» **Problem**:
Every entry in the data below needs to be repeated exactly.

*** Records shown ***

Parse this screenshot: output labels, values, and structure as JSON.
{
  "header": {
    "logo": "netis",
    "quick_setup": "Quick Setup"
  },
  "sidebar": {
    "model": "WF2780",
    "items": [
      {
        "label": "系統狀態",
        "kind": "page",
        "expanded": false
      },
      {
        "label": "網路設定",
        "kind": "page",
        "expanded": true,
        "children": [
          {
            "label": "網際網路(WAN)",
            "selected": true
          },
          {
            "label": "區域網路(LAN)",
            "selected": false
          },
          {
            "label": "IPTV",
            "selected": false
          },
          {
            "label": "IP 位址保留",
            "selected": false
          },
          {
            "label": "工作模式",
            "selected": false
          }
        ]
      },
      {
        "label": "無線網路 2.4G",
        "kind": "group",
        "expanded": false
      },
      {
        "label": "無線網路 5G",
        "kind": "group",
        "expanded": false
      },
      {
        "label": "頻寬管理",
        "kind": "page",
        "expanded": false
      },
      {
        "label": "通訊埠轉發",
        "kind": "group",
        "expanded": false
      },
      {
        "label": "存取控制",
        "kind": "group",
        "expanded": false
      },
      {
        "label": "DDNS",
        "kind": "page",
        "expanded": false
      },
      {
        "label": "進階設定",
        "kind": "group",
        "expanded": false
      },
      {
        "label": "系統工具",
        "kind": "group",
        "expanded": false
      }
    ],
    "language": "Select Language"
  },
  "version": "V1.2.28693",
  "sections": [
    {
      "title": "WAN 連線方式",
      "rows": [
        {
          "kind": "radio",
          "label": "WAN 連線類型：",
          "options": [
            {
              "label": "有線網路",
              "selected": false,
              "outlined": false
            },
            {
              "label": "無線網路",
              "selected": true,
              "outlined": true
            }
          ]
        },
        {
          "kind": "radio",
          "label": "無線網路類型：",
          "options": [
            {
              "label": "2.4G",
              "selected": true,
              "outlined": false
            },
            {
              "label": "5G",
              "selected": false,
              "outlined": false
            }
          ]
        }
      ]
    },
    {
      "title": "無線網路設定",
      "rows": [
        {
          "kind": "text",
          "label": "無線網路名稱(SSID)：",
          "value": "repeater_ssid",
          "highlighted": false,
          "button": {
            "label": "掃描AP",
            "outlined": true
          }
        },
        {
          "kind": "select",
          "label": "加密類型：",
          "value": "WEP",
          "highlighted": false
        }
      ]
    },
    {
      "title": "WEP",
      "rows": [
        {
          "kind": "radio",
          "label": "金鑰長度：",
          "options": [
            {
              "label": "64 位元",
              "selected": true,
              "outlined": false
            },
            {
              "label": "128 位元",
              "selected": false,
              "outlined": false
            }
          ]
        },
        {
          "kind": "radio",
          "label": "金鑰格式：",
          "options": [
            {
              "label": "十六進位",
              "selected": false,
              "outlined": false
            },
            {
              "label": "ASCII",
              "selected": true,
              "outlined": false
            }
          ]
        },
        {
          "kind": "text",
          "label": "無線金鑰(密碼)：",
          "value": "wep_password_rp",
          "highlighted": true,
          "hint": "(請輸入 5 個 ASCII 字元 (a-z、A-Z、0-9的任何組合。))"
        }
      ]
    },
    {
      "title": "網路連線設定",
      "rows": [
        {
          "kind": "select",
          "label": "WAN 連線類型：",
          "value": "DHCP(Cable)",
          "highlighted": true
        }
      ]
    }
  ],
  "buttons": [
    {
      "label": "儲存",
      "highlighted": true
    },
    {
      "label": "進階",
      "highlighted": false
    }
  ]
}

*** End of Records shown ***

» **Result below**:
Parse this screenshot: output labels, values, and structure as JSON.
{
  "header": {
    "logo": "netis",
    "quick_setup": "Quick Setup"
  },
  "sidebar": {
    "model": "WF2780",
    "items": [
      {
        "label": "系統狀態",
        "kind": "page",
        "expanded": false
      },
      {
        "label": "網路設定",
        "kind": "page",
        "expanded": true,
        "children": [
          {
            "label": "網際網路(WAN)",
            "selected": true
          },
          {
            "label": "區域網路(LAN)",
            "selected": false
          },
          {
            "label": "IPTV",
            "selected": false
          },
          {
            "label": "IP 位址保留",
            "selected": false
          },
          {
            "label": "工作模式",
            "selected": false
          }
        ]
      },
      {
        "label": "無線網路 2.4G",
        "kind": "group",
        "expanded": false
      },
      {
        "label": "無線網路 5G",
        "kind": "group",
        "expanded": false
      },
      {
        "label": "頻寬管理",
        "kind": "page",
        "expanded": false
      },
      {
        "label": "通訊埠轉發",
        "kind": "group",
        "expanded": false
      },
      {
        "label": "存取控制",
        "kind": "group",
        "expanded": false
      },
      {
        "label": "DDNS",
        "kind": "page",
        "expanded": false
      },
      {
        "label": "進階設定",
        "kind": "group",
        "expanded": false
      },
      {
        "label": "系統工具",
        "kind": "group",
        "expanded": false
      }
    ],
    "language": "Select Language"
  },
  "version": "V1.2.28693",
  "sections": [
    {
      "title": "WAN 連線方式",
      "rows": [
        {
          "kind": "radio",
          "label": "WAN 連線類型：",
          "options": [
            {
              "label": "有線網路",
              "selected": false,
              "outlined": false
            },
            {
              "label": "無線網路",
              "selected": true,
              "outlined": true
            }
          ]
        },
        {
          "kind": "radio",
          "label": "無線網路類型：",
          "options": [
            {
              "label": "2.4G",
              "selected": true,
              "outlined": false
            },
            {
              "label": "5G",
              "selected": false,
              "outlined": false
            }
          ]
        }
      ]
    },
    {
      "title": "無線網路設定",
      "rows": [
        {
          "kind": "text",
          "label": "無線網路名稱(SSID)：",
          "value": "repeater_ssid",
          "highlighted": false,
          "button": {
            "label": "掃描AP",
            "outlined": true
          }
        },
        {
          "kind": "select",
          "label": "加密類型：",
          "value": "WEP",
          "highlighted": false
        }
      ]
    },
    {
      "title": "WEP",
      "rows": [
        {
          "kind": "radio",
          "label": "金鑰長度：",
          "options": [
            {
              "label": "64 位元",
              "selected": true,
              "outlined": false
            },
            {
              "label": "128 位元",
              "selected": false,
              "outlined": false
            }
          ]
        },
        {
          "kind": "radio",
          "label": "金鑰格式：",
          "options": [
            {
              "label": "十六進位",
              "selected": false,
              "outlined": false
            },
            {
              "label": "ASCII",
              "selected": true,
              "outlined": false
            }
          ]
        },
        {
          "kind": "text",
          "label": "無線金鑰(密碼)：",
          "value": "wep_password_rp",
          "highlighted": true,
          "hint": "(請輸入 5 個 ASCII 字元 (a-z、A-Z、0-9的任何組合。))"
        }
      ]
    },
    {
      "title": "網路連線設定",
      "rows": [
        {
          "kind": "select",
          "label": "WAN 連線類型：",
          "value": "DHCP(Cable)",
          "highlighted": true
        }
      ]
    }
  ],
  "buttons": [
    {
      "label": "儲存",
      "highlighted": true
    },
    {
      "label": "進階",
      "highlighted": false
    }
  ]
}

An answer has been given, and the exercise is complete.